Use the information to work out how many gifts there are in each pile.
Where can you draw a line on a clock face so that the numbers on both sides have the same total?
Zumf makes spectacles for the residents of the planet Zargon, who have either 3 eyes or 4 eyes. How many lenses will Zumf need to make all the different orders for 9 families?
On the planet Vuv there are two sorts of creatures. The Zios have 3 legs and the Zepts have 7 legs. The great planetary explorer Nico counted 52 legs. How many Zios and how many Zepts were there?
Find at least one way to put in some operation signs (+ - x ÷) to make these digits come to 100.
What is happening at each box in these machines?
In a Magic Square all the rows, columns and diagonals add to the 'Magic Constant'. How would you change the magic constant of this square?
Look on the back of any modern book and you will find an ISBN code. Take this code and calculate this sum in the way shown. Can you see what the answers always have in common?
On my calculator I divided one whole number by another whole number and got the answer 3.125. If the numbers are both under 50, what are they?
How would you count the number of fingers in these pictures?
This challenge asks you to investigate the total number of cards that would be sent if four children send one to all three others. How many would be sent if there were five children? Six?
Explore Alex's number plumber. What questions would you like to ask? Don't forget to keep visiting NRICH projects site for the latest developments and questions.
This task combines spatial awareness with addition and multiplication.
Number problems at primary level that require careful consideration.
Use 4 four times with simple operations so that you get the answer 12. Can you make 15, 16 and 17 too?
Find out what a Deca Tree is and then work out how many leaves there will be after the woodcutter has cut off a trunk, a branch, a twig and a leaf.
A group of children are using measuring cylinders but they lose the labels. Can you help relabel them?

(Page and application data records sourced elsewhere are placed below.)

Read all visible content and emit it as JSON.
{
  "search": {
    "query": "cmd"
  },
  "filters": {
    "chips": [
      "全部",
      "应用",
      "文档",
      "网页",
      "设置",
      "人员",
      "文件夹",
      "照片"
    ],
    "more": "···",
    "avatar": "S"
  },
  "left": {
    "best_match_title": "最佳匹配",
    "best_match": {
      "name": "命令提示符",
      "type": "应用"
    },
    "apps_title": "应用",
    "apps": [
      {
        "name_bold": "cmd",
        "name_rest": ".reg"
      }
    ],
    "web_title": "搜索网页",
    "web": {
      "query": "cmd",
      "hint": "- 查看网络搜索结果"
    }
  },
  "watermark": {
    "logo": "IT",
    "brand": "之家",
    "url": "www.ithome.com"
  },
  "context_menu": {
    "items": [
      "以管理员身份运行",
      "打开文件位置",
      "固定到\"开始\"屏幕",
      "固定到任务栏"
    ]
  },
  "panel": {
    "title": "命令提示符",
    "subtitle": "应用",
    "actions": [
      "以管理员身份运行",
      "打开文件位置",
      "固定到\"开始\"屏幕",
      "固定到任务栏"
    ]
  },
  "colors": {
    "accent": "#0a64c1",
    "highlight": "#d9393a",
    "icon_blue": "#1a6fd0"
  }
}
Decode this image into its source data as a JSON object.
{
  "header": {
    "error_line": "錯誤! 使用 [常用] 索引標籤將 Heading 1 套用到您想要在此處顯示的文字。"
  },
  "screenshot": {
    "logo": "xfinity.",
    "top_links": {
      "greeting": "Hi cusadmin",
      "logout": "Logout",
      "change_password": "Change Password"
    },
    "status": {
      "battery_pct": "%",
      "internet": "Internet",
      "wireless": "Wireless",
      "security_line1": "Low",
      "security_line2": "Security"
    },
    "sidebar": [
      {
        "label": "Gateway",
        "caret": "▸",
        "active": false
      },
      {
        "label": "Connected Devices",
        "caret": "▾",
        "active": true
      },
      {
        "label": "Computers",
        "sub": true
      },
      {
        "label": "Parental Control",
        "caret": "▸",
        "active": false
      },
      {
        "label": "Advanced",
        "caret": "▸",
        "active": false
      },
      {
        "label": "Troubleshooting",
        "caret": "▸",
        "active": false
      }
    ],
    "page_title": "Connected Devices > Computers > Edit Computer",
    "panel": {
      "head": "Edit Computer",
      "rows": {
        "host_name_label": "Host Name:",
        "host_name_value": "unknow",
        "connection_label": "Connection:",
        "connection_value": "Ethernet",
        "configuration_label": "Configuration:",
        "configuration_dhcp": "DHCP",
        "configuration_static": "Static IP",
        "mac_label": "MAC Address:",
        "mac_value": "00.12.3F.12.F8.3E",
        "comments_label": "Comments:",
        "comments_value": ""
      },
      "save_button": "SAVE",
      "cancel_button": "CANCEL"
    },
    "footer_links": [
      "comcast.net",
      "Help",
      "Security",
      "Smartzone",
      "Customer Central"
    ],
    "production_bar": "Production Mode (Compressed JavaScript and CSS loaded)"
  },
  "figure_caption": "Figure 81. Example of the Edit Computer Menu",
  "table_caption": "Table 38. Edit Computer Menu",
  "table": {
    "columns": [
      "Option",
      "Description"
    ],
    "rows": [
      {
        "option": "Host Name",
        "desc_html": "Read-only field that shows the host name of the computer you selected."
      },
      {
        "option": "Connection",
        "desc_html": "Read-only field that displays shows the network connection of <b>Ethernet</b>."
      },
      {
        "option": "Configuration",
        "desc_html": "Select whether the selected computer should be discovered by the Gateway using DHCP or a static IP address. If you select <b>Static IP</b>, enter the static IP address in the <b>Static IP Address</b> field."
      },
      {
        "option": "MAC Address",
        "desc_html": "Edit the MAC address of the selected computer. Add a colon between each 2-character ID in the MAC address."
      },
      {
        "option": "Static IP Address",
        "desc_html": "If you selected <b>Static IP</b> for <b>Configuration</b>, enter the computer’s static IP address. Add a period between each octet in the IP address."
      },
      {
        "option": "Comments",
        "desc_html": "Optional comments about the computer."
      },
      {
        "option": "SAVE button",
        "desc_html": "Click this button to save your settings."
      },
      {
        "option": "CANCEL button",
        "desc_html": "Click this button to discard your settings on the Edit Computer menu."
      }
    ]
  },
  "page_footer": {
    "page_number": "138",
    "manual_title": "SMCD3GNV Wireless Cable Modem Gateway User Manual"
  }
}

There is a clock-face where the numbers have become all mixed up. Can you find out where all the numbers have got to from these ten statements?
Put a number at the top of the machine and collect a number at the bottom. What do you get? Which numbers get back to themselves?
This problem is based on a code using two different prime numbers less than 10. You'll need to multiply them together and shift the alphabet forwards by the result. Can you decipher the code?
Put operations signs between the numbers 3 4 5 6 to make the highest possible number and lowest possible number.
These eleven shapes each stand for a different number. Can you use the multiplication sums to work out what they are?
Go through the maze, collecting and losing your money as you go. Which route gives you the highest return? And the lowest?
Amy has a box containing domino pieces but she does not think it is a complete set. She has 24 dominoes in her box and there are 125 spots on them altogether. Which of her domino pieces are missing?
Can you design a new shape for the twenty-eight squares and arrange the numbers in a logical way? What patterns do you notice?
In this investigation, you are challenged to make mobile phone numbers which are easy to remember. What happens if you make a sequence adding 2 each time?
If you had any number of ordinary dice, what are the possible ways of making their totals 6? What would the product of the dice be each time?
Number problems at primary level that may require resilience.
This number has 903 digits. What is the sum of all 903 digits?
Use your logical reasoning to work out how many cows and how many sheep there are in each field.
A game for 2 people. Use your skills of addition, subtraction, multiplication and division to blast the asteroids.
Ben’s class were cutting up number tracks. First they cut them into twos and added up the numbers on each piece. What patterns could they see?
The Scot, John Napier, invented these strips about 400 years ago to help calculate multiplication and division. Can you work out how to use Napier's bones to find the answer to these multiplications?